* _What you are asked to do_
Scan the records below for the string "name" and return every line where it appears.
========================================
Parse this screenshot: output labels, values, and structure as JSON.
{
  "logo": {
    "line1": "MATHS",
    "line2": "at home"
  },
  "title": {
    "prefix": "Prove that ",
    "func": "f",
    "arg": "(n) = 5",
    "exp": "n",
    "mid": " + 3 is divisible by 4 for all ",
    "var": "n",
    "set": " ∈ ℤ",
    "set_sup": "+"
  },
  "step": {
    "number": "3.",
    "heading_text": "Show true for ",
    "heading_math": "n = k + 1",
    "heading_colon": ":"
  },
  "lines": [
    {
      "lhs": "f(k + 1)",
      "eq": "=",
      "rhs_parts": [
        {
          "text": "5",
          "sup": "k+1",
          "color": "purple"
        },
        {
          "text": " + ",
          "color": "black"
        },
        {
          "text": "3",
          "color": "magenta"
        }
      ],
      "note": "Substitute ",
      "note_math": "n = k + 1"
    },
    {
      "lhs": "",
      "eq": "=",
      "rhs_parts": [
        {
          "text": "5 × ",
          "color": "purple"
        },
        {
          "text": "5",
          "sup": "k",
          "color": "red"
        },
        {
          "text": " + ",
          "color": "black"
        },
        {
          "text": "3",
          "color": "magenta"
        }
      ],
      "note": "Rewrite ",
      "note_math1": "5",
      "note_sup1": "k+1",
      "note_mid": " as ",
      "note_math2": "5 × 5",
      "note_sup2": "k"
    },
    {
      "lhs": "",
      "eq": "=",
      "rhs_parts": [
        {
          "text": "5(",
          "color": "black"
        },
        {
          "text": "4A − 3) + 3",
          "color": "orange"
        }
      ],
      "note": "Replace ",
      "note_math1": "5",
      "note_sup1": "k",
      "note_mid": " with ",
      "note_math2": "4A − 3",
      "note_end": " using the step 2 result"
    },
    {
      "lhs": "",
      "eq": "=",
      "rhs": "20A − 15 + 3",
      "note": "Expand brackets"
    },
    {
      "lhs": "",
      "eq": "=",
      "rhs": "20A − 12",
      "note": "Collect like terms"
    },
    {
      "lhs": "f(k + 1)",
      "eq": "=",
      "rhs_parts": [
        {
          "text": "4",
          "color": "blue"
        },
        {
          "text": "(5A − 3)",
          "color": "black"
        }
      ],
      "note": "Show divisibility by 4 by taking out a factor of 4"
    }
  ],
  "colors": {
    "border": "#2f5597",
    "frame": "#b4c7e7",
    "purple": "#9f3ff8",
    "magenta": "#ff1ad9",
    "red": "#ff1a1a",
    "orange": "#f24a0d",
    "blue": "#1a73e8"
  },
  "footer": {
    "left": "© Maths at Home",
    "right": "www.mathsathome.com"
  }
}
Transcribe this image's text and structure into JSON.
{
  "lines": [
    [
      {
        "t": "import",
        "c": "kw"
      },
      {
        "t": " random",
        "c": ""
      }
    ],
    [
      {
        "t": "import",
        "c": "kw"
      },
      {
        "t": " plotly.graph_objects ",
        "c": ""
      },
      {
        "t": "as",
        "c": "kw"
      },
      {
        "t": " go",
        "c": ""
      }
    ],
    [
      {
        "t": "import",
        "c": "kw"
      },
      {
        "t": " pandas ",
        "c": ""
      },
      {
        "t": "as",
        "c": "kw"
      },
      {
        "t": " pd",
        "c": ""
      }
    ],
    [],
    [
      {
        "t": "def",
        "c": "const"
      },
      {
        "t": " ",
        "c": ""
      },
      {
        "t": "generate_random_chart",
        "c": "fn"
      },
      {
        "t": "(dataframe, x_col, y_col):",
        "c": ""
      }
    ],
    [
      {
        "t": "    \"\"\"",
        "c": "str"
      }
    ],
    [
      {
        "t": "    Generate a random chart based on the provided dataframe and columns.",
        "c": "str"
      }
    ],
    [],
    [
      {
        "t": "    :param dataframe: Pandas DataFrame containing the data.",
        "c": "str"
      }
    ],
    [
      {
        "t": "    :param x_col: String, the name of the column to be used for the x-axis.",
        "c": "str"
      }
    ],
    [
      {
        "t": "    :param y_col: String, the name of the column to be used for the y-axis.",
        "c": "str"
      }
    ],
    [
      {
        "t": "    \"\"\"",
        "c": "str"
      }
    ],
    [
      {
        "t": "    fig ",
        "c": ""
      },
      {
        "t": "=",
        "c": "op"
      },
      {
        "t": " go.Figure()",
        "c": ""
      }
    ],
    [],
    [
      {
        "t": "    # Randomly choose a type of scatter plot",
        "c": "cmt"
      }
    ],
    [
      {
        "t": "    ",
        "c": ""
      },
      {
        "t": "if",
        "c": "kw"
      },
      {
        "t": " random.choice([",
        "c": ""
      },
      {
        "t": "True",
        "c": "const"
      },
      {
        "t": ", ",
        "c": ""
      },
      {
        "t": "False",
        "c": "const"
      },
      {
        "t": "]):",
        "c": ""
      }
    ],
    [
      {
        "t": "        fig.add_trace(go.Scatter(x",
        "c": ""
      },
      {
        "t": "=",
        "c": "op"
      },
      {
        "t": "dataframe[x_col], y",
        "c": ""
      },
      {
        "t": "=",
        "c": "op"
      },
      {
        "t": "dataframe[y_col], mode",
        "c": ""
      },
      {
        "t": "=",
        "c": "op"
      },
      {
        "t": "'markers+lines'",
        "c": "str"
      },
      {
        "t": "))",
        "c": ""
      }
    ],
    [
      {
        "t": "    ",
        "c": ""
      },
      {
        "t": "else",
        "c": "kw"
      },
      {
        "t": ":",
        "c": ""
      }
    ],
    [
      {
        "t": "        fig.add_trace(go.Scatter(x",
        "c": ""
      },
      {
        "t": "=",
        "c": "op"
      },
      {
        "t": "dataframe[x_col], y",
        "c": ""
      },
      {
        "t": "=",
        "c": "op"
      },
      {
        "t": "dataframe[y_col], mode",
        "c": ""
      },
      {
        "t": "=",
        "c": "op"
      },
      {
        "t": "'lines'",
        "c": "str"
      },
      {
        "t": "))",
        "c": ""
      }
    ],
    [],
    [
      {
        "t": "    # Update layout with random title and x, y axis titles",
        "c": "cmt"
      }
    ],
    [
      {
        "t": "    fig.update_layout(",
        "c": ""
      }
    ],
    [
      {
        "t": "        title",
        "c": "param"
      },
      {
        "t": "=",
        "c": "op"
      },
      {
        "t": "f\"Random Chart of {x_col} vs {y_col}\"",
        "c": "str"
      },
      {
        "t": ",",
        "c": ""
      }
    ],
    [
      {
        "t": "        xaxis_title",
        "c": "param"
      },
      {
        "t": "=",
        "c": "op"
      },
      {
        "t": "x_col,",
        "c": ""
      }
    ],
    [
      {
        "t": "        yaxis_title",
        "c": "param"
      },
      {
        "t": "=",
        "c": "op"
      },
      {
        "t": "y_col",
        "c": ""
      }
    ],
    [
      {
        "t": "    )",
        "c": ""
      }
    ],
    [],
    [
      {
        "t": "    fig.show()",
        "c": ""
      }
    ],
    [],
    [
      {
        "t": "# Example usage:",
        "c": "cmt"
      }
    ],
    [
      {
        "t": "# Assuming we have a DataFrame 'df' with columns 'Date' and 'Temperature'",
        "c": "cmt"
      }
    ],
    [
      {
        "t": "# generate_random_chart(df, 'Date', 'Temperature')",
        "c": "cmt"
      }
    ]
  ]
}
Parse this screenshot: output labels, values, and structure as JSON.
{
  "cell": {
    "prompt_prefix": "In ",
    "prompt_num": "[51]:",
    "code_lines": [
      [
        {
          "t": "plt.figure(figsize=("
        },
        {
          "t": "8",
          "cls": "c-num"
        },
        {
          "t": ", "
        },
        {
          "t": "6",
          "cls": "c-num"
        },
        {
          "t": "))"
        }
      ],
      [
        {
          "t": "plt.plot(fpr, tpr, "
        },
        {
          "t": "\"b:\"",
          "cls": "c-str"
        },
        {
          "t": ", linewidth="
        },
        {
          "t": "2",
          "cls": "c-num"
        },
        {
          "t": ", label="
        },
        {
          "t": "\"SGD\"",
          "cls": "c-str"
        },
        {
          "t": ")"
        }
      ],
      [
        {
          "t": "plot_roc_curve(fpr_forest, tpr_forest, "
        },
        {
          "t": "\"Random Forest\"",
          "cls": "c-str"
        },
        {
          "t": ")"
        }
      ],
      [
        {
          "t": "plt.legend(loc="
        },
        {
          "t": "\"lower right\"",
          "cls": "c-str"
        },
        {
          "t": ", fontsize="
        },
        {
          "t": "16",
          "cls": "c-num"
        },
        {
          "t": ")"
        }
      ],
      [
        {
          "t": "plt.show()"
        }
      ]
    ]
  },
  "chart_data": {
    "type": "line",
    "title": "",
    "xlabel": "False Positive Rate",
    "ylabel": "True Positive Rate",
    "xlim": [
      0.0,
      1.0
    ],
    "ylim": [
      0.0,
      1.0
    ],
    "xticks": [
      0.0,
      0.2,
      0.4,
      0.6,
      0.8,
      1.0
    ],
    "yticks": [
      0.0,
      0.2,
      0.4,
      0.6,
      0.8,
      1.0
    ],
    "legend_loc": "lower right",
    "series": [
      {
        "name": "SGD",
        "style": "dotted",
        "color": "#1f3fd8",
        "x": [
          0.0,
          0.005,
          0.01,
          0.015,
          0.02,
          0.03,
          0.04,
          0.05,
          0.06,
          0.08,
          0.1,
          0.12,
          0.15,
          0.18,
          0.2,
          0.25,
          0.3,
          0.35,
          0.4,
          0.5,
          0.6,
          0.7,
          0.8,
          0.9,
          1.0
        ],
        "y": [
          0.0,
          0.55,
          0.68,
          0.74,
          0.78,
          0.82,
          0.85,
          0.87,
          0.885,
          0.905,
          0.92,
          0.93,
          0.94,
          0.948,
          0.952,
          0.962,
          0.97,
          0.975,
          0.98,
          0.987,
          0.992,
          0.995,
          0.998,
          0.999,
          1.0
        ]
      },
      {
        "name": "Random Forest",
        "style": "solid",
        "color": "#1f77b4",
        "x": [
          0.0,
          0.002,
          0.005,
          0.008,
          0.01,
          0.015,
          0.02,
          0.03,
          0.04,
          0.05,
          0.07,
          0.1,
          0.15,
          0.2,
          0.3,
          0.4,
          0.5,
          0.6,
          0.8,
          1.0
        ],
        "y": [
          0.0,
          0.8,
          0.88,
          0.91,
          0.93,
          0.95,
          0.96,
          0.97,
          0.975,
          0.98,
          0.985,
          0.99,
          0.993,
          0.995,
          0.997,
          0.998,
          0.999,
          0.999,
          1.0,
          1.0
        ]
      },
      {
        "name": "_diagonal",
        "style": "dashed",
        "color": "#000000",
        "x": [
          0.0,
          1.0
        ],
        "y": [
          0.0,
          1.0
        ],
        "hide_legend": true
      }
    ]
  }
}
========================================
* _Task response_
        "t": "    :param x_col: String, the name of the column to be used for the x-axis.",
        "t": "    :param y_col: String, the name of the column to be used for the y-axis.",
        "name": "SGD",
        "name": "Random Forest",
        "name": "_diagonal",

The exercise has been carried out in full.